ORDER TO SHOW CAUSE

An order from a judge that directs a party to come to court and convince the judge why she shouldn't grant an action proposed by the other side or by the judge ... (more...)
An order from a judge that directs a party to come to court and convince the judge why she shouldn't grant an action proposed by the other side or by the judge on her own (sua sponte). For example, in a divorce, at the request of one parent a judge might issue an order directing the other parent to appear in court on a particular date and time to show cause why the first parent should not be given sole physical custody of the children. Although it would seem that the person receiving an order to show cause is at a procedural disadvantage--she, after all, is the one who is told to come up with a convincing reason why the judge shouldn't order something--both sides normally have an equal chance to convince the judge to rule in their favor.

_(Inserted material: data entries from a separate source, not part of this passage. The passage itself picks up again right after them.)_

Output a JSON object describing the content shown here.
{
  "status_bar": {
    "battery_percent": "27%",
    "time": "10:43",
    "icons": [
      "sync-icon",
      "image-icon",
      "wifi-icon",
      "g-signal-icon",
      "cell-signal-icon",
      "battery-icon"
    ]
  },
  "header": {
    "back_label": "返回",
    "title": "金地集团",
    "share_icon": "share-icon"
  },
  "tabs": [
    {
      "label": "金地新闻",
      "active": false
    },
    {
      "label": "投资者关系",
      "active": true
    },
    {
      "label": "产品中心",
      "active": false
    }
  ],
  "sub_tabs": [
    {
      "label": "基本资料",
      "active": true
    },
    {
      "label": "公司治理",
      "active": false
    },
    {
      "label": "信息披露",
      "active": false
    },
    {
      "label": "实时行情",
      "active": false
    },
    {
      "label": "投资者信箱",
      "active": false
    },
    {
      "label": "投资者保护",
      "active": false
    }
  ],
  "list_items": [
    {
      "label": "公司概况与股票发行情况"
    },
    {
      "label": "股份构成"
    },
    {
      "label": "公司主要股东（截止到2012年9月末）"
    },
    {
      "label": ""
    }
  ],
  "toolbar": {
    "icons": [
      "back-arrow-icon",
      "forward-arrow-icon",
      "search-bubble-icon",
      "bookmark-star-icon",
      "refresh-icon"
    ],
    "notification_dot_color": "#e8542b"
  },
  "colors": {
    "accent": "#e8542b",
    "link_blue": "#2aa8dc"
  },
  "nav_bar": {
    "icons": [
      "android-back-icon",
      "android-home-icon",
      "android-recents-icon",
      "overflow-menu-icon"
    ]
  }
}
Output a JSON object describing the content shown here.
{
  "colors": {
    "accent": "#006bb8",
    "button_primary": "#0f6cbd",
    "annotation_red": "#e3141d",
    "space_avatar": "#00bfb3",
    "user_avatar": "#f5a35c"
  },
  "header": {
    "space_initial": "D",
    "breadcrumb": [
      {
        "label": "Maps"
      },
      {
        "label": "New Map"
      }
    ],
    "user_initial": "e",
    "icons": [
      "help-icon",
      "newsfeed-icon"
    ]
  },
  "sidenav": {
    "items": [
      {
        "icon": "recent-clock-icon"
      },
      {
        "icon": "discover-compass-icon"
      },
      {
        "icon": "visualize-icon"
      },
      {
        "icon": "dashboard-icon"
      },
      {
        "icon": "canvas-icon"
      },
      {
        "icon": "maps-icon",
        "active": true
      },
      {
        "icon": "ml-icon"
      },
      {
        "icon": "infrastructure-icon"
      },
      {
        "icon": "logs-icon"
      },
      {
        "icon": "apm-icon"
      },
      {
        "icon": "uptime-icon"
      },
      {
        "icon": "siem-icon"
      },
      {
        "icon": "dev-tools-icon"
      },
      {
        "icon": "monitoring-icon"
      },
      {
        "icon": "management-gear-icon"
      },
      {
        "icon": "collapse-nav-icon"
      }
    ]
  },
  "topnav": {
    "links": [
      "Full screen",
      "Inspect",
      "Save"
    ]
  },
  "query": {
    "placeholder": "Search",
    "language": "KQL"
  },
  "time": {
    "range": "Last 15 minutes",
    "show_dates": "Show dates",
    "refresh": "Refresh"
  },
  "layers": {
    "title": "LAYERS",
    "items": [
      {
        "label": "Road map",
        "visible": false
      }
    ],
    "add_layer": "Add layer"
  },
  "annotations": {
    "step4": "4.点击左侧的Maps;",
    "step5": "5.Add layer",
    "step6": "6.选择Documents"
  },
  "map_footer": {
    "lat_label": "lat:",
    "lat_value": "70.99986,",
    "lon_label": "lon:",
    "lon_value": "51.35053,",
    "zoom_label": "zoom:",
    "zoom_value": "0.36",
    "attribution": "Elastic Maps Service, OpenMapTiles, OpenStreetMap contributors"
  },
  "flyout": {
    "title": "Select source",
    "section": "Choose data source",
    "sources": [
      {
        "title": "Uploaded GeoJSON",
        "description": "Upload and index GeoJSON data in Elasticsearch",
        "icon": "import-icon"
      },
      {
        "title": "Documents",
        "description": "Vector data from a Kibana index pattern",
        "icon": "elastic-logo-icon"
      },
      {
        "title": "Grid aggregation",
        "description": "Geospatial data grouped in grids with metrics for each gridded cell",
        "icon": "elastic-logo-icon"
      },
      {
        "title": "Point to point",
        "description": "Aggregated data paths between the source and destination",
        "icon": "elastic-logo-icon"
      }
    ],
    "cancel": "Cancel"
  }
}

SAMPLE LEGAL CASES

In re Marriage cases

... Herma Hill Kay and Michael S. Wald for Professors of Family Law Scott Altman, R. Richard Banks, Grace Ganz Blumberg, Janet Bowermaster, Carol S. Bruch, Jan C. Costello, Barbara J. Cox, Jay Folberg, Deborah L. Forman, Joan H. Hollinger, Lisa Ikemoto, Courtney G. Joslin ...

Strauss v. Horton

... Courtney G. Joslin and Michael S. Wald for Professors of Family Law Scott Altmann, R. Richard Banks, Sarah Rigdon Bensinger, Grace Ganz Blumberg, 380 Janet Bowermaster, Carol S. Bruch, Patricia A. Cain, Jan C. Costello, Barbara J. Cox, Jay Folberg, Deborah L. Forman ...

In re CC

... & Inst. Code, § 361) [1] denying her visitation and conjoint therapy with her 12-year-old son, CC Since this appeal was filed, the juvenile court has restored monthly monitored visitation through a family law "exit order" and terminated its jurisdiction. ...